Cheryl Crausewell of Dora, Alabama, attempted, with the help of her son, to clean up her toilet-papered house on Monday afternoon. A persistent piece of toilet paper was stuck in a magnolia tree, so they tried a little of nature's Hoover: fire.
screencaps via Fox 6 WBRC
Cheryl Crausewell, of Dora, Alabama attempted, with the help of her son, to clean up her toilet-papered house on Monday afternoon. A persistent piece of toilet paper was stuck in a magnolia tree, so they tried a little of nature's Hoover: fire. Now they have a burned down house, and the kids who TP'd their house over the weekend are, one assumes, getting laid non-stop.
Crausewell gave a moment-by-moment breakdown of the incident to a TV news crew, which I will paraphrase below:
They were out cleaning up their home that had been, in Alabama parlance, "rolled," along with other houses in the Hickory Ridge community of Dora. They'd done a pretty satisfactory job, but there's always that little bit left in the magnolia isn't there?
Where most people would have turned to Wikihow, Crausewell turned to her Zippo. She says they lit just a few squares, which got caught by a breeze and landed in the yard. Only seconds after the plan was hatched, the lawn was ablaze—casting some doubt on that whole "we only lit a couple squares" thing—and the fire looped around the house.
She told WBRC News, "It just popped out into a little patch and we tried to put it out and it just kept going, so I was trying to keep it from going down the front porch and came down the bank and around the back of the house." At this point the fire caught a propane tank, which Crausewell thinks leaked or exploded, and soon the fire had spread to her house of 12 years.

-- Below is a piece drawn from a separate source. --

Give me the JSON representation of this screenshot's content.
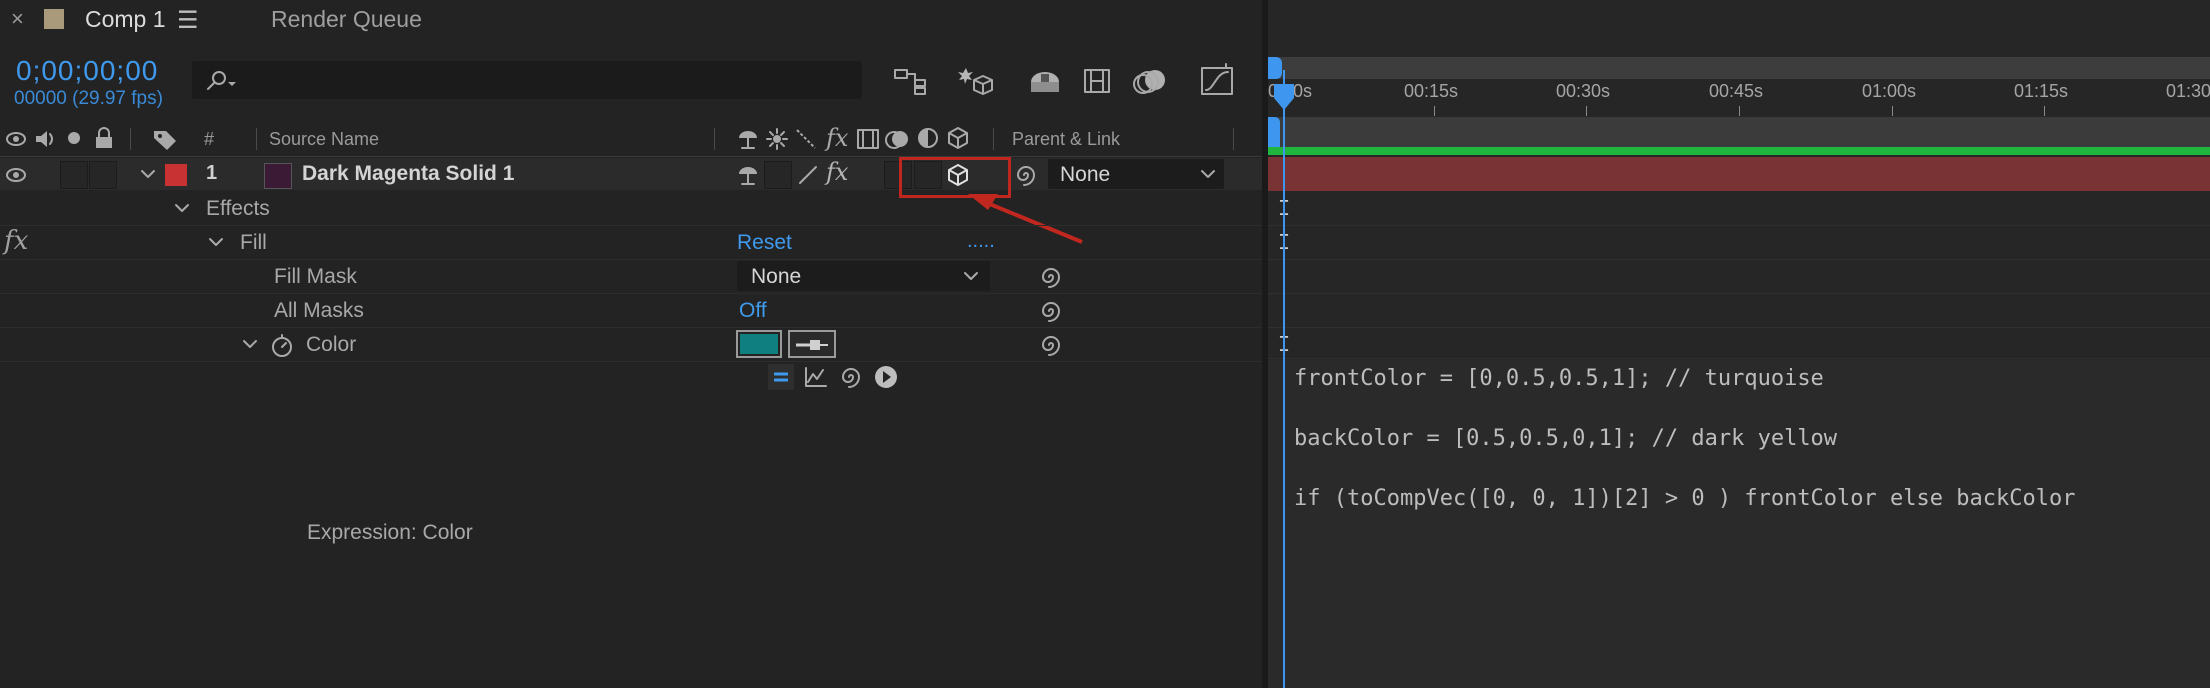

Now I hate to point this out, but news footage of the fire being put out happened to give a progress report on Crausewell's cleanup job. Looking at the left of the frame, it looks like the fire method didn't accomplish the one thing it was designed for:
She also failed to provide the TV news a detailed explanation of her thought process. For those who don't know, TPing a house is a game, and the objective is to place a few pieces somewhere so high or hard to reach that the victim can't clean it all. You hope some of it stays there for days, or hopefully weeks. These bits of toilet paper are called "the angels' share," and they'll be cleaned up by things like birds and wind. You're forgiven for litter because it was the work of those damn neighborhood hooligans, not you.
Crausewell and her son successfully evacuated her elderly aunt, her mother, and her aunt's caregiver, who were all home at the time, and no one was injured. In other news that makes it okay to laugh at Crausewell, she had homeowner's insurance, and plans to rebuild on the same property, because the property holds "a lot of memories. You know?"
It would hold a lot of memories, I suppose. But in the coming days and weeks, as Crausewell replays the incident in her head, I wonder if she won't want to move to a piece of land with fewer memories. I sure would.